> [Task requirements] Every record is to be printed exactly as written, and any picture in it is skipped.

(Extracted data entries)
----------

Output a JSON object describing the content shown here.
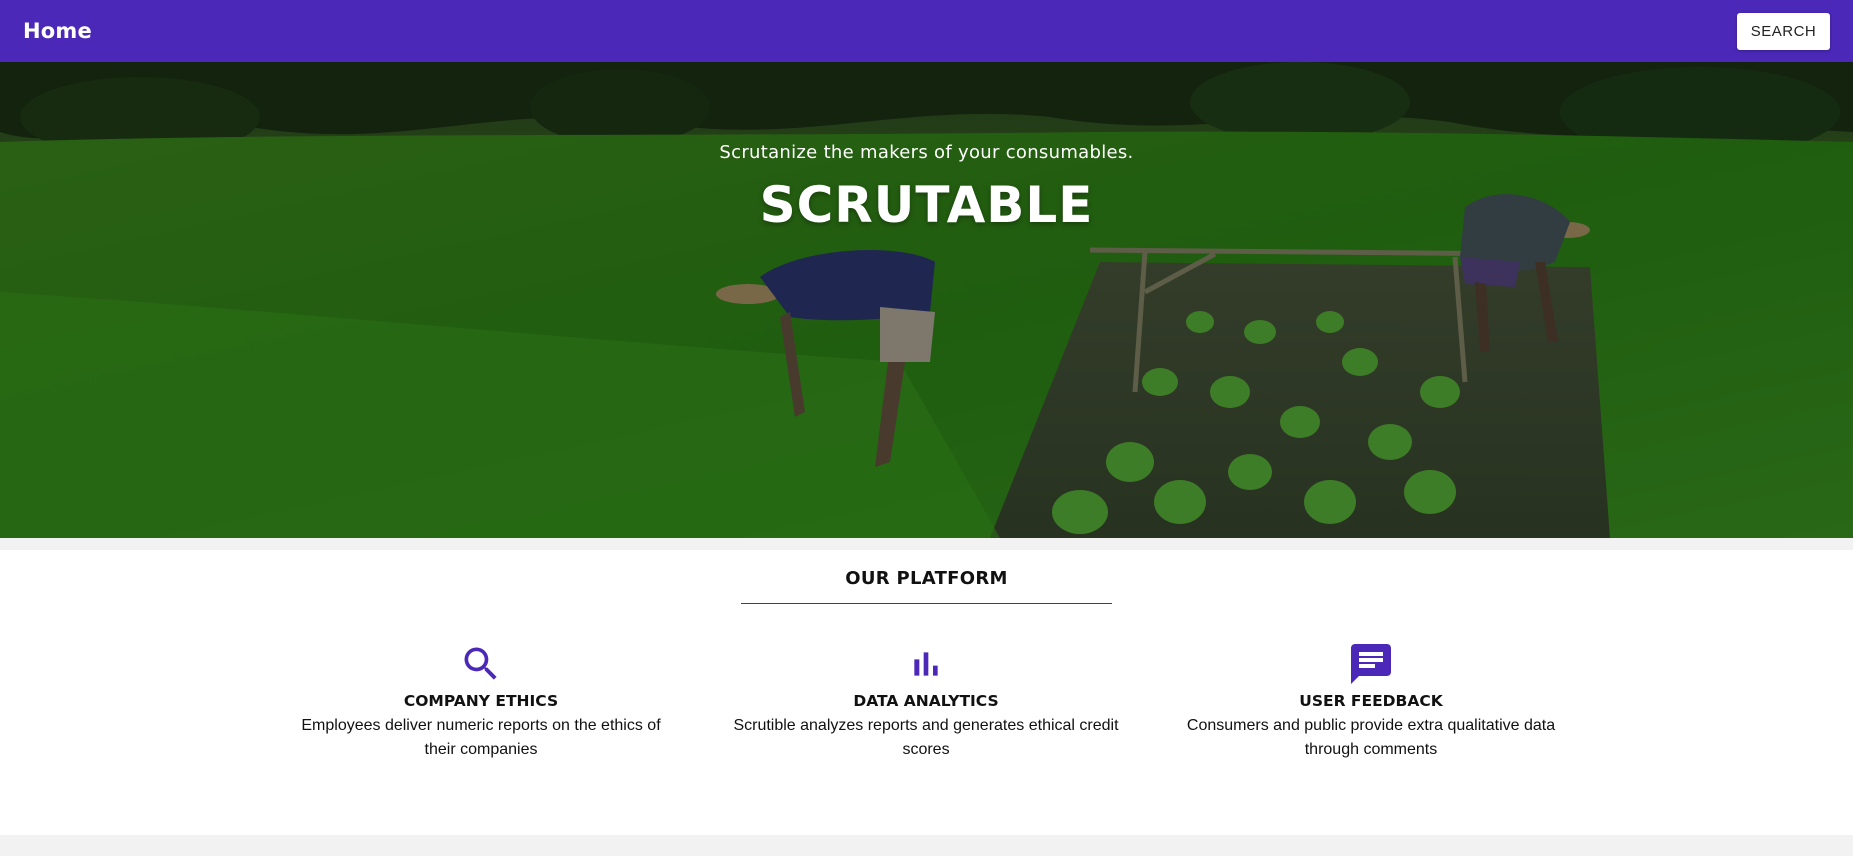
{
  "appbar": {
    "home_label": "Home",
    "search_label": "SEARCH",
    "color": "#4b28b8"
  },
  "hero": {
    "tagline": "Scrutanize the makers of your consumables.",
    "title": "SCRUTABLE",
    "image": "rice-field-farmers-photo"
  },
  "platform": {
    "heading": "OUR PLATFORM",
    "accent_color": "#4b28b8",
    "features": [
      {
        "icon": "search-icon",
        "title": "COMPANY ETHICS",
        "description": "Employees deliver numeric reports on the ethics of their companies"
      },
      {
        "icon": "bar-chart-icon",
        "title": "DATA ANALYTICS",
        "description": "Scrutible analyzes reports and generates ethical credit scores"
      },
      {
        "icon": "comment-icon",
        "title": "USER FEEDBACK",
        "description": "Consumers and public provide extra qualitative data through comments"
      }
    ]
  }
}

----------

> [Response]
Output a JSON object describing the content shown here.
{
  "appbar": {
    "home_label": "Home",
    "search_label": "SEARCH",
    "color": "#4b28b8"
  },
  "hero": {
    "tagline": "Scrutanize the makers of your consumables.",
    "title": "SCRUTABLE",
    "image": "rice-field-farmers-photo"
  },
  "platform": {
    "heading": "OUR PLATFORM",
    "accent_color": "#4b28b8",
    "features": [
      {
        "icon": "search-icon",
        "title": "COMPANY ETHICS",
        "description": "Employees deliver numeric reports on the ethics of their companies"
      },
      {
        "icon": "bar-chart-icon",
        "title": "DATA ANALYTICS",
        "description": "Scrutible analyzes reports and generates ethical credit scores"
      },
      {
        "icon": "comment-icon",
        "title": "USER FEEDBACK",
        "description": "Consumers and public provide extra qualitative data through comments"
      }
    ]
  }
}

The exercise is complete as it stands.